The U.S. Environmental Protection Agency (EPA) requires that facilities operating under 40 CFR Part 75 regulations must conduct quality assurance/quality control (QA/QC) procedures for continuous emissions monitoring systems (CEMS). These procedures include daily assessments (e.g. calibration error tests), quarterly assessments (linearity checks), and semi-annual or annual relative accuracy test audits (RATAs).
A linearity check is typically part of the quarterly QA/QC activities performed by a plant. A plant must also perform a linearity check as part of CEMS initial certification and as part of recertification procedures. Linearity activities determine whether the response of a gas monitor is linear across its range. As opposed to a daily calibration check which only performs at a zero and one span value, a linearity check is performed at three concentration levels with three runs per level (low, mid, high); typically, the gases are cycled through the system in a “low, mid, high; low, mid, high; low, mid, high” pattern. If the average linearity error calculated at each level must be less than or equal to 5.0% to pass a linearity check.
No adjustments to the CEMS may be made during the entirety of a linearity check – if an adjustment is made, the EPA considers this a failed linearity check. If a CEMS fails a linearity check, the analyzer is out of compliance until the corrective actions are taken and the test is passed.
How To Perform a Linearity Check
Linearity checks are required after a CEMS unit has operated at least 168 clock hours in a calendar quarter — this means they may need to be performed more frequently than just once a quarter. It is important to be prepared for scheduled linearity checks. Some ways to successfully perform a linearity check include:
- Reviewing your in-house QA/QC procedures for performing linearity checks.
- Scheduling linearity checks at least 30 calendar days apart, if possible.
- Verifying that you have the correct blend of gas cylinders needed to perform your facility’s linearity check (this differs per facility).

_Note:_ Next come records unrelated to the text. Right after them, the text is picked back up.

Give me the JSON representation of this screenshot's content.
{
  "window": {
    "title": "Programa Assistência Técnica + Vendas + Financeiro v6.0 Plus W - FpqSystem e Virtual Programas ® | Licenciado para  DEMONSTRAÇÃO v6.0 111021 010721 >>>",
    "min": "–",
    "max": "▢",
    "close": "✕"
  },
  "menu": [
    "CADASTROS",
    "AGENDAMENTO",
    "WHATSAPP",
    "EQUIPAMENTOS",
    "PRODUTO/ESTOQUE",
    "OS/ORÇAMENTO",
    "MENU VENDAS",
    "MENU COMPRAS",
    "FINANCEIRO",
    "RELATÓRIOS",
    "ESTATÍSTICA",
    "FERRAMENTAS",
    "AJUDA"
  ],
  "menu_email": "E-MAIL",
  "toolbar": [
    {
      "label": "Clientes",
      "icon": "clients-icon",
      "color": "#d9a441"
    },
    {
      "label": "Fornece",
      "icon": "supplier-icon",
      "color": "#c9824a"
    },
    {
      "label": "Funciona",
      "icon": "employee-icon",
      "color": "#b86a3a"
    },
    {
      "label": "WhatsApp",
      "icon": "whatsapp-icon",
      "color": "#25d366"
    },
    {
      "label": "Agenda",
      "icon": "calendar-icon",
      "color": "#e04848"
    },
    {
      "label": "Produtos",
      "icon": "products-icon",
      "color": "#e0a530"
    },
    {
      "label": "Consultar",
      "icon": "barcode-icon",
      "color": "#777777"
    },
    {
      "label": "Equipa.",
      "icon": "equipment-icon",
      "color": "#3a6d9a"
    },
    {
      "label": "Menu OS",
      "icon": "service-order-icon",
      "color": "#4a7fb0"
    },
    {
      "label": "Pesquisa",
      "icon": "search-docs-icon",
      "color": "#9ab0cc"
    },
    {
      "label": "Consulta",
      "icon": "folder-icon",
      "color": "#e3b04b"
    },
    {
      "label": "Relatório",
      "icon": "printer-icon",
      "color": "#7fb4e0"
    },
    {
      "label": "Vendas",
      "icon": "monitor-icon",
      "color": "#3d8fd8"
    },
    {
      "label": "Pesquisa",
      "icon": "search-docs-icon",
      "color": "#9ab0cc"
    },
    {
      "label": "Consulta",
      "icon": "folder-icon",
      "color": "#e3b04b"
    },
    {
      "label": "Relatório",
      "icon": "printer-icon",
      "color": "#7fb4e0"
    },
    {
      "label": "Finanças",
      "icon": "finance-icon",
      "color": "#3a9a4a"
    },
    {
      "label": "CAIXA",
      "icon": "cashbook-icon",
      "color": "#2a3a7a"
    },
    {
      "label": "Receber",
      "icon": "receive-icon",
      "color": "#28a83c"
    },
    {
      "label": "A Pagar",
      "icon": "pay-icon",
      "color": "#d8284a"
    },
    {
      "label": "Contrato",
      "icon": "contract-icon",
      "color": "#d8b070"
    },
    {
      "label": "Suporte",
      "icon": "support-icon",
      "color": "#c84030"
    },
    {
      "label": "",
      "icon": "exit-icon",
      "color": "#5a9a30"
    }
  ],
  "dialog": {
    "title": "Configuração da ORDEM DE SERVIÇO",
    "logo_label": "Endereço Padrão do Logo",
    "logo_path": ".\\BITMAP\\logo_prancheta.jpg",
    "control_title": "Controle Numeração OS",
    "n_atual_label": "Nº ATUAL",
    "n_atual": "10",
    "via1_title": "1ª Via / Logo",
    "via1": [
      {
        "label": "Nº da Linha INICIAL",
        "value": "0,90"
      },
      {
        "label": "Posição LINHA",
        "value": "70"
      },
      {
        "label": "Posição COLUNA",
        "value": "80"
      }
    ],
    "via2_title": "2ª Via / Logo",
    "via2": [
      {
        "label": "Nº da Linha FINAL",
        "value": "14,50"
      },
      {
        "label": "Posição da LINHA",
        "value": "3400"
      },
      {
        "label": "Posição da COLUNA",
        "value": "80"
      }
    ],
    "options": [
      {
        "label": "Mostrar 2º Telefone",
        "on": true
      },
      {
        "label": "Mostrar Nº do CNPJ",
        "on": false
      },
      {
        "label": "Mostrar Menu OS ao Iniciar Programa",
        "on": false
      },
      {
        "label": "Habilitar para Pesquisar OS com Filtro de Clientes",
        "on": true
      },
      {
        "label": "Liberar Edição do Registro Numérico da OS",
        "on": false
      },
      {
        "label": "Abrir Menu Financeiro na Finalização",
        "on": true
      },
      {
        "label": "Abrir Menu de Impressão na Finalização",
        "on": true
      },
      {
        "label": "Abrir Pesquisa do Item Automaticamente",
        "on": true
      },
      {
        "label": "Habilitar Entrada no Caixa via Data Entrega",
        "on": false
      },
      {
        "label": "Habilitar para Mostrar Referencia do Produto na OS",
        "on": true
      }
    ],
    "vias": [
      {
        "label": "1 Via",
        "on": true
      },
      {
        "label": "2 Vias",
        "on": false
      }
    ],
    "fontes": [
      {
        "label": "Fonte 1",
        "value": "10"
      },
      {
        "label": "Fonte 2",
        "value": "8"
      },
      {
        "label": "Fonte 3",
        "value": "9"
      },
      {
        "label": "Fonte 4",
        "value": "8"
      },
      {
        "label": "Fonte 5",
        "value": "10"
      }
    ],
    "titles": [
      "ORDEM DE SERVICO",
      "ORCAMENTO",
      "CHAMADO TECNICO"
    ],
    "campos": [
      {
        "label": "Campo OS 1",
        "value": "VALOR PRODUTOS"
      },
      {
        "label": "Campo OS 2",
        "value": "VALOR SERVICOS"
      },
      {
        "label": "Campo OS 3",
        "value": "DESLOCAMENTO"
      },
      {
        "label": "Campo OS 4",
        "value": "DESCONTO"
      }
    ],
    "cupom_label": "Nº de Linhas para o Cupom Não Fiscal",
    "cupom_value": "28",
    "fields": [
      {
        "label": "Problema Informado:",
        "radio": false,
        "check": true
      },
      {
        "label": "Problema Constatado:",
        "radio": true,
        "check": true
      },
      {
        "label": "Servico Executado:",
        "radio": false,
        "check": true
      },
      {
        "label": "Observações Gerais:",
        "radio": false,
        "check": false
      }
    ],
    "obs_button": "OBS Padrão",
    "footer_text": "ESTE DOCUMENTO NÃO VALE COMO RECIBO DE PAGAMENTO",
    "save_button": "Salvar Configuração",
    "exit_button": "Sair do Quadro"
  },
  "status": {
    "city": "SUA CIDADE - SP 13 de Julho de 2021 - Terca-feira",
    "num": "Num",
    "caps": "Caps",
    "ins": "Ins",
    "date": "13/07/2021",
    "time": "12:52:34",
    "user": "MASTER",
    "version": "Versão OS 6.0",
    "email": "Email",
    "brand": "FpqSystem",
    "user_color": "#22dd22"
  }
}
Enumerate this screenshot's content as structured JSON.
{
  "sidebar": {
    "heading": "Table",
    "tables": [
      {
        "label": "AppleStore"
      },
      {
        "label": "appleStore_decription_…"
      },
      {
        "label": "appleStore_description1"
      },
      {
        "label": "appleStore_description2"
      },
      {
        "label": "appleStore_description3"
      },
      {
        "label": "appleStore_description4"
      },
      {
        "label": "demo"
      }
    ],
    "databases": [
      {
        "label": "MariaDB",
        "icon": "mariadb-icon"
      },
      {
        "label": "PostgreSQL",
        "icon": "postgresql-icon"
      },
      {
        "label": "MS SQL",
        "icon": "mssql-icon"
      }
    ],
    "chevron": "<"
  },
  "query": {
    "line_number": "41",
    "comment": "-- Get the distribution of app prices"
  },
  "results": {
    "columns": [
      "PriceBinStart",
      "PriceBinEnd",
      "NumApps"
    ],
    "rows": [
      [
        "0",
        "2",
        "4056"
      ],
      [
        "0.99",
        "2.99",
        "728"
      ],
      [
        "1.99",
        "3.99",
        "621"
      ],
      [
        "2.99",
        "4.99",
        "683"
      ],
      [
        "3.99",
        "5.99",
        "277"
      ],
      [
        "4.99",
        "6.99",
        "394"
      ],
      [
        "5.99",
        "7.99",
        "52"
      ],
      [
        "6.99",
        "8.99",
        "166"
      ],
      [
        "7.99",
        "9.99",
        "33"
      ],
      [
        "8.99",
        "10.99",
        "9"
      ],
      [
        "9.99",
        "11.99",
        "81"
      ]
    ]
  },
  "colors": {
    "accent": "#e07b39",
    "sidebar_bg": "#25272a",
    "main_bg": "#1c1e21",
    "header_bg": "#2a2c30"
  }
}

- Making sure you have enough gas in each cylinder to allow 6-7 linearity runs per concentration per unit (extra for trial before recording the test), and afterwards that you have enough to perform your next-day daily calibration.
- Ensuring the emission source that the CEMS is analyzing is in service (combusting fuel and producing steam or electricity) the entirety of the linearity check.
- Starting each run after the data system has recorded minute data in the first two clock quadrants. A properly executed linearity can be successfully completed in three hours, and still have valid hourly averages based on collecting two data points per hour during a QA check.
- Remembering CO monitors are not found under Part 75 regulations/reporting. If you perform a linearity check on a CO monitoring system, do not include it in the EDR file.
Let Us Help You with Your Quarterly Linearity Activities
StackVision™ makes organizing your quarterly QA/QC activities easy. Simply generate and review a QA Test Deadlines Report on the Homepage of StackVision before your linearity check and use the Linearity Editor to record test results and generate EDR reports. Keep your linearity data secure by using the Data Locking Wizard in StackVision’s Tools menu. We are happy to answer questions or provide more information. Contact us to learn more about StackVision.